Most recently, Walker has called on Gardner for help in stopping a neighborhood day-care center from operating on a 24-hour basis.

“I can go in there and tell them what to do, but I need someone to back me up,” Walker says. “From my experience, every time I’ve called Dave, he certainly hasn’t put me off.”

The Process

After a caller, who may remain anonymous, has made a complaint, inspectors have 10 days to respond before a resident may take recourse – a call to the district manager.

Larry Holland, an analyst with Code Enforcement, says there are approximately 150 different types of complaints, and in most cases they involve premise complaints, which include weed, litter, junk car and illegal storage violations.

Following a complaint, inspectors visit the property and issue a notice of violation, which includes an order to correct the problem. If the owner doesn’t comply, a citation is sent to the owner or, if the problem is serious enough, the Urban Rehabilitation Standards Board.

The board’s four panels, each of which meets monthly, consists of Dallas residents appointed by Council members. Halstead appointed Lake Highlands residents Charles Smith and Nancy Lawrence to serve on the board.

The board has the power to declare properties urban nuisances and order them repaired or demolished. Violating owners can be fined up to $1,000 a day.

Halstead says several “property eyesores” that formerly plagued Lake Highlands have been “cleaned up” due to tough enforcement by inspectors and pressure from community leaders.

Occasionally, the board will ask a non-profit agency to help disadvantaged homeowners make repairs to their property.

If a demolition order is issued, Code Enforcement staff members transfer the case to Public Works. The owner must pay for the demolition or the City seizes the property.

“This board has a lot of teeth.

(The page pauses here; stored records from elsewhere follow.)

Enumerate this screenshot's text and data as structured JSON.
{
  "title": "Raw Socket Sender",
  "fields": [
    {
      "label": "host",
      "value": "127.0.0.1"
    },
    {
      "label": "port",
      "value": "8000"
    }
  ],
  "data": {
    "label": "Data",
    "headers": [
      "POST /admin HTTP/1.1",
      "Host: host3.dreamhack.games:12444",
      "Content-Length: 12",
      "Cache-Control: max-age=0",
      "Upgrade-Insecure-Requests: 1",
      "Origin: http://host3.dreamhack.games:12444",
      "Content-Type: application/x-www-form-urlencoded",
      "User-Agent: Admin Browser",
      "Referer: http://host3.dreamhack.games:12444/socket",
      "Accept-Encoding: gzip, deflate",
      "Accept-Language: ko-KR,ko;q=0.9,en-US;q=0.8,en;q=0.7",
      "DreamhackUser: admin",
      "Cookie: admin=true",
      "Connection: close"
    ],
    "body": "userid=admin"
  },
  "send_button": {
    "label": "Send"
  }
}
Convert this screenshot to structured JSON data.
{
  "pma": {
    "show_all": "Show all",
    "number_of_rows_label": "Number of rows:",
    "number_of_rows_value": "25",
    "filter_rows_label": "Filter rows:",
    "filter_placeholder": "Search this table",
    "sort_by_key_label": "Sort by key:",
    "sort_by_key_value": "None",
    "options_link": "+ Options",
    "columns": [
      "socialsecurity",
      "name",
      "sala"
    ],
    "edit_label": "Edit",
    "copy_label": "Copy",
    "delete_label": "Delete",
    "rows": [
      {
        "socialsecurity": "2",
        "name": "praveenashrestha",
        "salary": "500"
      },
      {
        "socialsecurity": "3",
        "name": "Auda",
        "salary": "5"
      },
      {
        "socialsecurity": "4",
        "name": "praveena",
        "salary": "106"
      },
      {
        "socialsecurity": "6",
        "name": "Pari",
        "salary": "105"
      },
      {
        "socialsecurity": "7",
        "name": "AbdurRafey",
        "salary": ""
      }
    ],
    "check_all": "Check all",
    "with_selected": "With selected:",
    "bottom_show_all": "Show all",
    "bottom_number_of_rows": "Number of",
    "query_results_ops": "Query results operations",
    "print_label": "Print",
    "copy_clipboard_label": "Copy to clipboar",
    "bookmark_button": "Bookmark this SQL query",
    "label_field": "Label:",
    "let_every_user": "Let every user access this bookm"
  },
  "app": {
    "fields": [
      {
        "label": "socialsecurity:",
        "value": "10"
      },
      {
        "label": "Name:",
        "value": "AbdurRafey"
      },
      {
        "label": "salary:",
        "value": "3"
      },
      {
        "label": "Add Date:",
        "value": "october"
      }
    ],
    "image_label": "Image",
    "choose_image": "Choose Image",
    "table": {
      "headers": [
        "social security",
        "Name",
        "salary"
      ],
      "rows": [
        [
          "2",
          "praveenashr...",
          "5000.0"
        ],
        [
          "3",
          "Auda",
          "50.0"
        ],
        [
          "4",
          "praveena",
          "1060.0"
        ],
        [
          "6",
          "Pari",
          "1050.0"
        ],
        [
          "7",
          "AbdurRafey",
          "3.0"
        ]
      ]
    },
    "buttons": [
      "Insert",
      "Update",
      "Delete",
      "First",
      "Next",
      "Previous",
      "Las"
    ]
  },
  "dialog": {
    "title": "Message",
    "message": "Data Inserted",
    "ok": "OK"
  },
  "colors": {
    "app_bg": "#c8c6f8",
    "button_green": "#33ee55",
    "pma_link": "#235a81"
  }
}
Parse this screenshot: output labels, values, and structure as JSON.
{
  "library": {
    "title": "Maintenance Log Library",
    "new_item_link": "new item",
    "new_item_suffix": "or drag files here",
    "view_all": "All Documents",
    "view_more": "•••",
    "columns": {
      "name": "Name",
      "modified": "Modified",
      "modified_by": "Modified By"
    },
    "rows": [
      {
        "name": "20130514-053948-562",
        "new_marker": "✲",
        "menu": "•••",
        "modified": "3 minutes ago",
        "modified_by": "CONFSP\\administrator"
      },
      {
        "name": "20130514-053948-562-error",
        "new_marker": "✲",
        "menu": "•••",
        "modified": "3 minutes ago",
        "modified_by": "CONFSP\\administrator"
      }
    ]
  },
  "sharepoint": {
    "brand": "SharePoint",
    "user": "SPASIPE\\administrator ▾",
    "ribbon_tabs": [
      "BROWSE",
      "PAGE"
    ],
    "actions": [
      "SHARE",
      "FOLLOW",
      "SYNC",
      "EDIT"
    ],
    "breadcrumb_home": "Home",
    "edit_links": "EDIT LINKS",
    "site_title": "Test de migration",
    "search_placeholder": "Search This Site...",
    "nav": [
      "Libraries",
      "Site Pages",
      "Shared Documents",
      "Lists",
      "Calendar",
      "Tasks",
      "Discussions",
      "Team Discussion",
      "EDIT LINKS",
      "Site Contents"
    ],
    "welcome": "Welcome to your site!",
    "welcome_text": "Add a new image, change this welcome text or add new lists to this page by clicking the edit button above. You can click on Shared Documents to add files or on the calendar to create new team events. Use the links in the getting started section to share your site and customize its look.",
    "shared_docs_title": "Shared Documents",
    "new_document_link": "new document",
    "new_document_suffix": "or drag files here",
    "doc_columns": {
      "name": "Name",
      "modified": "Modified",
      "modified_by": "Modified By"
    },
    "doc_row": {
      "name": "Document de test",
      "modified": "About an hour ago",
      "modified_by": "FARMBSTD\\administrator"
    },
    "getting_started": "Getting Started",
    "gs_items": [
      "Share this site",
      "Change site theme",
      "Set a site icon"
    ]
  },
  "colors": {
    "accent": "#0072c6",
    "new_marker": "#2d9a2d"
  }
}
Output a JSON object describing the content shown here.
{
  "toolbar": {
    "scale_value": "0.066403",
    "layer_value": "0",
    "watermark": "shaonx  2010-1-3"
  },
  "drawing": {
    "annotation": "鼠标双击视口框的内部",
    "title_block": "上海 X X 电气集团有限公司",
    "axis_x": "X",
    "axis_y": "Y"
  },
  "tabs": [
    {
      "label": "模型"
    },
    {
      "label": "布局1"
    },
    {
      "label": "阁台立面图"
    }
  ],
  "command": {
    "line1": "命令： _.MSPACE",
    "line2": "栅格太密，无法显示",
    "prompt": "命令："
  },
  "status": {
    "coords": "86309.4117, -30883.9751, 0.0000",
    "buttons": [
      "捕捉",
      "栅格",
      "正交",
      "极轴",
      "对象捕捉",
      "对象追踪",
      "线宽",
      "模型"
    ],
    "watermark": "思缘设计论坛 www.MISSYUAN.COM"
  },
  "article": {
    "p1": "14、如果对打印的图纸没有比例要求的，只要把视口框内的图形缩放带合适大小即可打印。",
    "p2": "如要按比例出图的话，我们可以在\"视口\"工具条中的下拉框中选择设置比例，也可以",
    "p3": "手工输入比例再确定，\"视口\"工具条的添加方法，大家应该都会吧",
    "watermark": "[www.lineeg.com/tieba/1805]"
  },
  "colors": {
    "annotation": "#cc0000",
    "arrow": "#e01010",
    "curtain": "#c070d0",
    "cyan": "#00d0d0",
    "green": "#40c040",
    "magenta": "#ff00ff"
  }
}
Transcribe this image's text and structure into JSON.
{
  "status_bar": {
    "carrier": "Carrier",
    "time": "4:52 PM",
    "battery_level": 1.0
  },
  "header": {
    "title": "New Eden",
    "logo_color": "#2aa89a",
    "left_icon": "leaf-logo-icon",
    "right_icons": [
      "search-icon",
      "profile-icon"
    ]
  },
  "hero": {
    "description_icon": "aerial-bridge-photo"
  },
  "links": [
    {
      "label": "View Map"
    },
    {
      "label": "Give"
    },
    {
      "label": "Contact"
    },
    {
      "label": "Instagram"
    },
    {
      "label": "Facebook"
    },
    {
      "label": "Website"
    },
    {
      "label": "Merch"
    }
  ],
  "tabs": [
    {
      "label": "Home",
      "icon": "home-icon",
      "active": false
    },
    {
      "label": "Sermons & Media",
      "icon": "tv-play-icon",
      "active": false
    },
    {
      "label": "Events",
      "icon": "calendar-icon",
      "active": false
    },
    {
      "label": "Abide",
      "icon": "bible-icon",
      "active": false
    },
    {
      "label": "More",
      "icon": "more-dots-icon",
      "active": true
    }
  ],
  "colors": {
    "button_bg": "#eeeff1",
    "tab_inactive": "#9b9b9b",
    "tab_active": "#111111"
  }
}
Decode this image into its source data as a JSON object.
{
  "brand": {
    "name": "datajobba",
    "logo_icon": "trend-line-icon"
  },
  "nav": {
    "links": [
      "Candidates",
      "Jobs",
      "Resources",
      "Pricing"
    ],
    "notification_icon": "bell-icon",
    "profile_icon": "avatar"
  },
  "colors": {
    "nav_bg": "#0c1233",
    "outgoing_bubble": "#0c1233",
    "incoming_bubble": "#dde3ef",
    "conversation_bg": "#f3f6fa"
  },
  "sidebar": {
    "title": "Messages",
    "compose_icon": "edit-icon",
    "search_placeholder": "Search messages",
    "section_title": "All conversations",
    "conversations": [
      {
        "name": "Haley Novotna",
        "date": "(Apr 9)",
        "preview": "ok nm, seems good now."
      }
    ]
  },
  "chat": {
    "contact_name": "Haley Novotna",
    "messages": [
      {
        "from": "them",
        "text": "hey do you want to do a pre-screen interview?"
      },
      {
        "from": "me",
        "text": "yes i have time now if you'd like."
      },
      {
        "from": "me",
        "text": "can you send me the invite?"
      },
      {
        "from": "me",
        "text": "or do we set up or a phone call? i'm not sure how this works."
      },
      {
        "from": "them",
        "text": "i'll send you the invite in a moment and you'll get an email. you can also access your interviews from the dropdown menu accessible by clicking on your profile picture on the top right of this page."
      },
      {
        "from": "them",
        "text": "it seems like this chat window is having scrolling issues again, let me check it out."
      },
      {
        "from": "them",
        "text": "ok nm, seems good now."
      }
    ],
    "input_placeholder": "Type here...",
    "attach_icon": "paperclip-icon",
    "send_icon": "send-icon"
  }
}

The people I appointed are pretty darn tough on slum lords,” Halstead says.

Smith, who has served on the board for the past two years, says he won’t tolerate “absentee landlords who refuse to keep property up to City codes.”

“We do this for the pride and appearance of the City,” Smith says.

Getting Tough

Tougher code enforcement sure to get offenders’ attention already is underway with the City’s recent decision to set aside one of 10 municipal courts to deal with code violations, Halstead says.

The Special Ordinance Court will allow quicker processing of cases involving homeowners and landlords who violate the City’s building codes. Before the new court, property owners were lumped in with speeders and others accused of Class C misdemeanors.

Chronic offenders sometimes escaped harsher punishment by dealing with each citation separately, each time before different judges. With the Ordinance Court, the City can consolidate cases against a single owner and related to a particular property.

Lopez says “for the most part,” inspectors are “doing their job” in answering the complaints despite criticism that their response time is slow.

And that’s a difficult task considering that there are just over 100 inspectors for a City with a population over a million, Lopez says.

“If you stop and think about the simple mathematics of this, it’s just not enough,” Lopez says. A study conducted by Lopez three years ago showed that cities the size of Dallas (Los Angeles, San Antonio, Phoenix) had twice, sometimes even three times the number of inspectors, Lopez says.

The number of inspectors has remained the same for the past two years despite requests for an increase in manpower, Lopez says.

“Like other departments, we’re trying to do more with less.”

Lopez says during the past 10 years, City residents have begun utilizing the Code Enforcement department more frequently.

Unfortunately, he says, the department now has a problem trying to keep up with demand.

“We’re now expected to provide the same level of service that the police do, but with 100 people,” Lopez says.

“What is happening is we’re going through some growing pains. But we still continue to achieve results, and we’re always looking to improve what’s there,” Lopez says.

And code enforcement is one City department that isn’t likely to go away.

“I think code enforcement will always be needed,” Woodard says.

“Sometimes it takes a little slap on the hand for people to keep their property up.”